Application for declaratory relief – Court's
jurisdiction to make declarations – Where an originating
application was doomed to fail – where incorrect institution
of proceedings – whether leave should be granted for failure
to file an appeal within sufficient time - costs
Facts: This was the hearing of an application
brought by the Applicant, Redland City Council, to have the
Respondents (Mr Wood's) originating application dismissed with
Mr Wood was a fisherman who operated a commercial business from
his residential premises at Cleveland, which included the cooking,
storage and sale of seafood. Those activities had been permitted
under a town planning consent permit dated 22 September 1997.
However, that permit contained a sunset clause which had passed,
causing the approval to lapse. Mr Wood's subsequent attempts to
obtain a new development approval for his commercial operations (of
which there had been many) were unsuccessful.
The originating application brought by Mr Wood sought a
declaration that the use of his premises for the purposes of
processing, cooking, storage and transport to the point of sale of
seafood and a development permit for a material change of use be
granted. His application sought relief under section 680F of the
Sustainable Planning Act 2009 (SPA). That
section was concerned with the registration of uses which generate
emissions likely to affect urban amenity. Upon discovering the
limitations of section 680F to achieve the desired declarations, Mr
Wood sought to amend his originating application, by instead
seeking relief under sections 481 and 482 of the SPA. Those
sections related to the rules for making an appeal to the
Redland City Council submitted that the originating
applications, in all forms, were doomed to fail. It sought orders
that Mr Wood's application be dismissed with costs.
Decision: The Court held, in dismissing Mr
Wood's originating application and awarding costs to Redland
Section 680F of the SPA had no relevance to the matter.
Mr Wood's amended application failed to meet in the most
fundamental way, the requirements of sections 481 and 482 of the
The Court's leave was required to prosecute a notice of
appeal and no meaningful attempt was made to convince the Court
that, good grounds might exist to justify leave being granted.
The Court had no jurisdiction to make the declarations or grant
the relief sought by Mr Wood.
Redland City Council was entitled to costs under section 457 of
the SPA, because:
costs were appropriate in the circumstances to indemnify the

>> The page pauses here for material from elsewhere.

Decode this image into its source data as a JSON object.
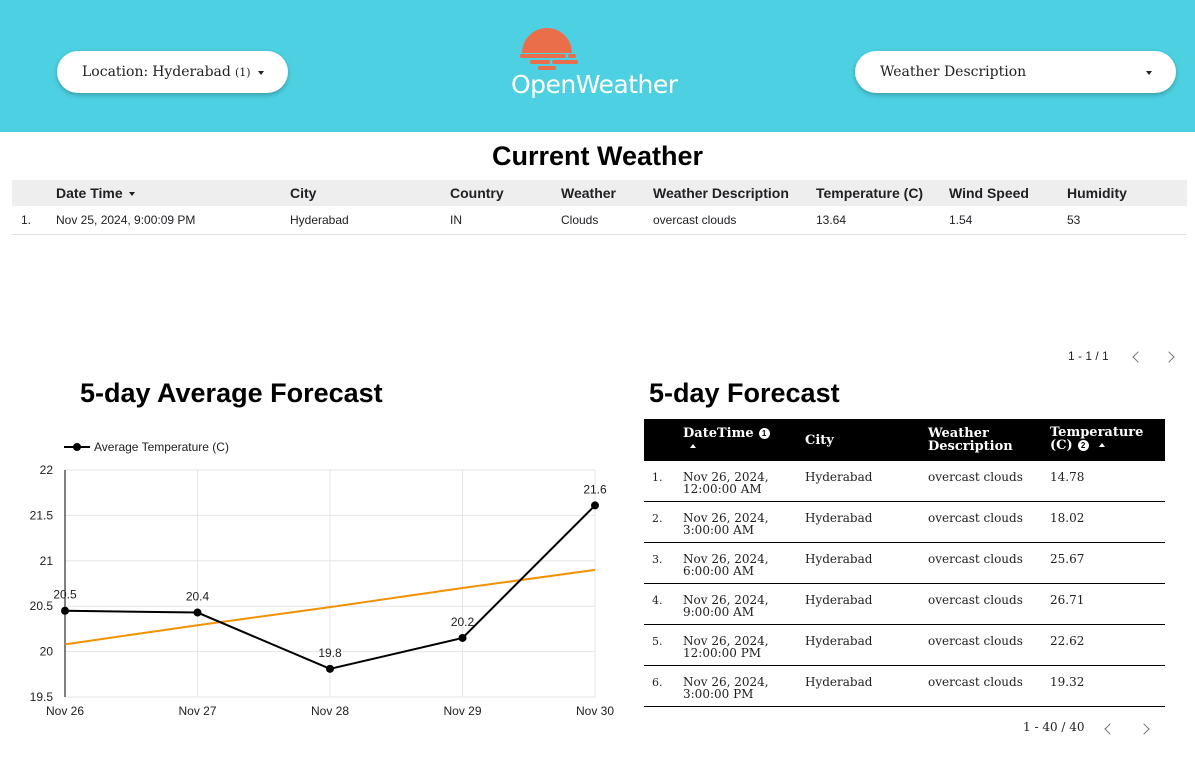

successful party, which had incurred costs to defend proceedings
prosecuted against it; and
Redland Shire Council wrote to the Respondent prior to the

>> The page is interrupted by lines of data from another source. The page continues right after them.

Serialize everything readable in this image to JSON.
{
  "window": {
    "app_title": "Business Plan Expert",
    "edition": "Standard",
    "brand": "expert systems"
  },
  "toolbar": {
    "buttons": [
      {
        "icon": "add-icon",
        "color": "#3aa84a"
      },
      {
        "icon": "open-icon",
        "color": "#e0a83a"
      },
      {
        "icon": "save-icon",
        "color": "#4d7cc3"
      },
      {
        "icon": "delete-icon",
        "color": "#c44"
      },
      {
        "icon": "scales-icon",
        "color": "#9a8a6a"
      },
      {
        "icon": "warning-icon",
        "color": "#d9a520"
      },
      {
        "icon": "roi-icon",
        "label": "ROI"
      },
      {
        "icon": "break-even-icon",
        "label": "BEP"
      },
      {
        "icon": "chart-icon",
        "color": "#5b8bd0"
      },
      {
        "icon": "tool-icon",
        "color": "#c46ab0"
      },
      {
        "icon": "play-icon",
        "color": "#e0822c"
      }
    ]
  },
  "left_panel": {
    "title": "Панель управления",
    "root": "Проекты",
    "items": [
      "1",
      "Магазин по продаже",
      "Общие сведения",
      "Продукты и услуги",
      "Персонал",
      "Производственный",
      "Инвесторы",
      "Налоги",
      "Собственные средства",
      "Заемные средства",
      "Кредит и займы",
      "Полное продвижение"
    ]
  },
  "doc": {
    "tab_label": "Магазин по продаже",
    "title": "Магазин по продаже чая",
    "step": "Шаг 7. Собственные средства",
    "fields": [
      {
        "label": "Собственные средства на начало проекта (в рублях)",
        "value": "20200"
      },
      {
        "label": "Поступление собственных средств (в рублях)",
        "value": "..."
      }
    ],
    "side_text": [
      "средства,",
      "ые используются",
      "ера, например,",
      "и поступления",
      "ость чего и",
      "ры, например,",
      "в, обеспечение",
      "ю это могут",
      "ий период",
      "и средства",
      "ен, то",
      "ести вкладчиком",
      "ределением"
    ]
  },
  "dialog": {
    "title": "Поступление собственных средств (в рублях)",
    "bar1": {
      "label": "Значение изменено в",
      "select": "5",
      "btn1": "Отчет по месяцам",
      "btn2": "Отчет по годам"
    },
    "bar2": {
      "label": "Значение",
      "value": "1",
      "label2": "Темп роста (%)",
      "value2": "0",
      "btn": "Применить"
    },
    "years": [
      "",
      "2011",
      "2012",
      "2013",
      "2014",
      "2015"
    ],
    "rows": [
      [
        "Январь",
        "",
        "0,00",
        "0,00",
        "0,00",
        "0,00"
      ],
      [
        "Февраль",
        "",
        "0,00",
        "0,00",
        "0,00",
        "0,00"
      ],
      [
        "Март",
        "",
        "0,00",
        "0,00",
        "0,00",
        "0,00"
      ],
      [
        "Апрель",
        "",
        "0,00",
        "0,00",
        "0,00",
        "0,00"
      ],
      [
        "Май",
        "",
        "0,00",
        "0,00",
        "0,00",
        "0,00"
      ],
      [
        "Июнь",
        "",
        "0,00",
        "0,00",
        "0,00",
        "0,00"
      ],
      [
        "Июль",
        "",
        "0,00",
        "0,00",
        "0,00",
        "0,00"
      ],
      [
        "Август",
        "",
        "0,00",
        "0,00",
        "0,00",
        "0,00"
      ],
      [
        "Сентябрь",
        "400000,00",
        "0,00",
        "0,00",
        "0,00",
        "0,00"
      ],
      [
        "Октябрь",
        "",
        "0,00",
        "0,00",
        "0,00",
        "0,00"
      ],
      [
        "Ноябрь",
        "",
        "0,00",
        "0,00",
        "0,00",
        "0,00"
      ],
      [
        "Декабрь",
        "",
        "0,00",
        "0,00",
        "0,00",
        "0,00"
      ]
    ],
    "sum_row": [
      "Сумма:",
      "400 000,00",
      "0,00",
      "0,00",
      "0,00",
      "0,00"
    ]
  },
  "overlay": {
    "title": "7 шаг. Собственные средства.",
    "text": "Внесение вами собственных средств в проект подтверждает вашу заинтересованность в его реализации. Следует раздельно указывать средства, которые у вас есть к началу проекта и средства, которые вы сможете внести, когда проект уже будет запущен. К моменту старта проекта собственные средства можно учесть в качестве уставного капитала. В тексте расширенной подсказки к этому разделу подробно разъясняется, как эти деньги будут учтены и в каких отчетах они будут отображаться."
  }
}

hearing advising him that his application was doomed to fail and
offering to bear its own costs, if he discontinued his
The content of this article is intended to provide a general
guide to the subject matter. Specialist advice should be sought
about your specific circumstances.
To print this article, all you need is to be registered on Mondaq.com.
Click to Login as an existing user or Register so you can print this article.
NSW laws now require developers to give 28 days' notice of an intention to terminate a contract under a sunset clause.
Some comments from our readers… “The articles are extremely timely and highly applicable” “I often find critical information not available elsewhere” “As in-house counsel, Mondaq’s service is of great value”
Register for Access and our Free Biweekly Alert for
This service is completely free. Access 250,000 archived articles from 100+ countries and get a personalised email twice a week covering developments (and yes, our lawyers like to think you’ve read our Disclaimer).